Panelists will include Richie Burke, Building Inspector for Rappahannock County; Perry Cabot, Vice-President, Culpeper Concerned Citizens; Roger Mello, Principal of the Rappahannock High School; and Greg Wichelns, Culpeper Soil & Water Conservation District.

Seventh grade students with their teacher Jill Keihn from Hearthstone School will exhibit their study of the South Fork of the Thornton River Watershed. Paul Komar, Vice President of the Rappahannock League for Environmental Protection (RLEP) will provide an exhibit on the soil disturbance ordinances, along with his collection of dramatic erosion pictures.

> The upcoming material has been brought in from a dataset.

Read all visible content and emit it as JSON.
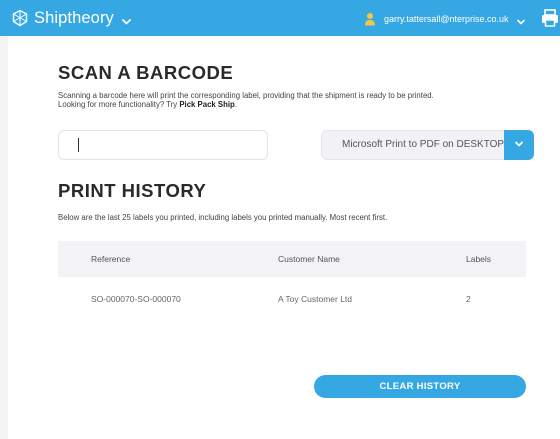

Co-sponsors and exhibitors for this Event include Concerned Culpeper Citizens, Culpeper Soil and Water Conservation District, Hearthstone School, National Fish and Wildlife Foundation, Madison County Task Force for Sustainable Growth, Piedmont Environmental Council, Piedmont Research Institute, the Rappahannock County government, Rappahannock League for Environmental Protection, and Virginia Department of Conservation and Recreation.

All are welcome to participate. Participation is free, and light refreshments will be served.

About the Experts

Mike Lee has 10 years construction experience, a B.S. in Environmental Science from WVU and 10 years experience in the erosion and sediment control arena. At the Division of Soil and Water Conservation, Mike's three main duties are: periodic reviews of localities' erosion and sediment control programs, inspection of projects for compliance with the erosion and sediment laws and regulations and teaching the State environmental certification classes.

Greg Wichelns is the District Manager of the Culpeper Soil and Water Conservation District (5 counties). He has a BS in Ecological Agriculture from The Evergreen State College in Olympia, Washington and an MS in Horticulture from Washington State University in Pullman, Washington. Previously, he was the Greenhouse Facilities Manager and staff horticulturist for the Institute of Biological Chemistry at Washington State University. Greg reviews erosion and sediment control site plans for member counties, provides technical sssistance to local governments, plans and assists with educational programs.